  • Robert MacGregor

    David, I saw this referenced on another forum, but it should fit your needs, too. It’s a slim laptop case from REI, and it was referenced as it fits neatly into the middle compartment of the Tom Bihn Tristar. I have one on order. It comes in three sizes, I think the small and medium fit in the Tristar, but be sure to check the dimensions of the Aeronaut’s interior (use the packing cube specs) to make sure it would fit.

    The advantage with this is it’s more than just a basic sleeve like the Tom Bihn “brain cell.” The protection is not as good though, and it doesn’t stand on end, but it’s a good minimalist option somewhere between a laptop case and a bare sleeve.

  • Pds6

    I guess I’m not alone. I have narrowed it to the Aeronaut and the Air Boss. I am also a roller (What are you. Well, I’m a roller … Dear Me!). The Aeronaut decked-out is over $400.00. Currently, I’m leaning towards the Air Boss.

    The limited space and liquid and weight restrictions have always made my packing a toiletry bag difficult. I usually mail my toiletry bag in a First Class Mail Box and pack it empty on my return trip. For ten buck, I have my medicine chest on vacation.

  • bvp663

    Thanks for the review! I’m expecting to do some traveling around the world this year and have been researching incessantly. There’s a lot out there: Patagonia MLC, GoRuck GR2, Redoxx Air Boss, Tom Bihn Aeronaut, GoLite TraveLite, Arc’teryx Blade… I’m personally down the Patagonia MLC or the Aeronaut (more expensive).

    For your adventure traveling are you planning on JUST this bag or will you be combining it with something smaller?
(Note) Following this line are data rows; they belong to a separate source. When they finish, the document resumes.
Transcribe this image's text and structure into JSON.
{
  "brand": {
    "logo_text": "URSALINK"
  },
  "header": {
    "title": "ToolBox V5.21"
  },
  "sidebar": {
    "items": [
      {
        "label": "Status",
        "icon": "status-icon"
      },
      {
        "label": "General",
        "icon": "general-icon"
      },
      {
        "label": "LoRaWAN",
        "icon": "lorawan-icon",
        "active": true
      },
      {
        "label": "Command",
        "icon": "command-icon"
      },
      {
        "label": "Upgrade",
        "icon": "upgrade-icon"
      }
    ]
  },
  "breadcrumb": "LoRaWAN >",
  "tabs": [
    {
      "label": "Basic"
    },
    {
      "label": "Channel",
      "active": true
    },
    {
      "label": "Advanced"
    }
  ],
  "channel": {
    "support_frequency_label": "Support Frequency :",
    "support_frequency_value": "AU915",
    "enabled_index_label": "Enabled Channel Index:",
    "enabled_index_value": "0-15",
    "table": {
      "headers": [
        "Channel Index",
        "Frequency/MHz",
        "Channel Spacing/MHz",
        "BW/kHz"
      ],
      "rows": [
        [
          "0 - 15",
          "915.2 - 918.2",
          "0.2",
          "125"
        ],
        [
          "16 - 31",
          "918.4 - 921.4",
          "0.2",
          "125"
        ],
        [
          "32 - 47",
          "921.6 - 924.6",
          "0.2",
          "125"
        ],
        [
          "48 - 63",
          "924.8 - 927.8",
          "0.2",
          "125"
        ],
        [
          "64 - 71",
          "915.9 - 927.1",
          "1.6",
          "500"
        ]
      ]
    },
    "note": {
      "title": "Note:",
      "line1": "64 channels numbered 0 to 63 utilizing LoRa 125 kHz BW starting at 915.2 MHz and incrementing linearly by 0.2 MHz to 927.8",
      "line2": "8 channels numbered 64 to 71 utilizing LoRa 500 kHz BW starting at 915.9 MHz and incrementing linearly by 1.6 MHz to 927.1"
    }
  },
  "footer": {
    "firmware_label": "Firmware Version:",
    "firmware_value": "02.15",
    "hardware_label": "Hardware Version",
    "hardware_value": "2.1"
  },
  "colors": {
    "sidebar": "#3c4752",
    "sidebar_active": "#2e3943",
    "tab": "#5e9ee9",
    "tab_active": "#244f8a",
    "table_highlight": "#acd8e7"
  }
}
The Tom Bihn cube/backpack looks like a nice option.

    • David

      I probably plan on picking up a smaller daypack bag at some point. I’ll probably pack it into the Aeronaut empty because unless my trip is longer than 1 month, I really want to stick to one bag only. TB has the cube/backpack, but it honestly looks flimsy to me, though I haven’t personally tried it. Having the normal cubes, however, I definitely wouldn’t want to be taking these out and about even if it had straps.

      I really like the TB cube system for packing though. It makes a world of difference when packing (I’ve done several business trips – not adventure trips, per se, but I’m breaking it in =)

      Actually, there are three factors that when you really invest in a good system, make the world of difference:

      1) Get something with backpack straps… It makes it SO much more useful as a casual bag with backpack straps…

      2) The TB nicer strap. It makes a world of difference when carrying heavy loads… Noticeably better than Red Oxx’s claw.

      3) Packing cubes keep things much more organize… buy into a system, brand and philosophy, not just a bag.

      • Psandhu9777

        You’re right about the packing cube backpack; kind of flimsy. I use a synapse packed into the aeronaut as my travel set and it works great. A little tight in the center compartment sometimes. If I have to check it I can do so with the aeronaut and still have the synapse as a carry on. I got the dyneema for both to save on weight, but would have preferred the looks of the black cordura. I’ve travelled to Japan multiple times with this setup and for me it works really well.

  • CarryOnLuggageReview

    Great review! I am also a roller when it comes to packing my clothes because it allows me to reduce the overall size so much more. I always try to pack as light as possible when traveling, and I tend to favor backpacks more than suitcases or duffle bags. I actually used my North Face backpack for a two week trip across Europe, and it was more than enough for my needs.

    • David

      What was your favorite backpack? I’m looking at picking up a Kelty Redwing 50 L (black) for some adventure/camping use cases, hiking etc.. North Face has been a brand that comes up a lot too, although I really don’t know which packs are good.

      • CarryOnLuggageReview

        I have a North Face bag. I haven’t been on any camping trips lately, and it’s in storage at the moment. It’s from the Terra series…Terra 40 maybe. It’s the bag I took to Europe, and I’ve also taken it on a two 3-4 day mountain climbing trips. The shoulder straps are extremely comfortable.

  • Bill

    Have you taken a look at the Red Oxx Sky Train? It seems a lot more comparable to the Aeronaut.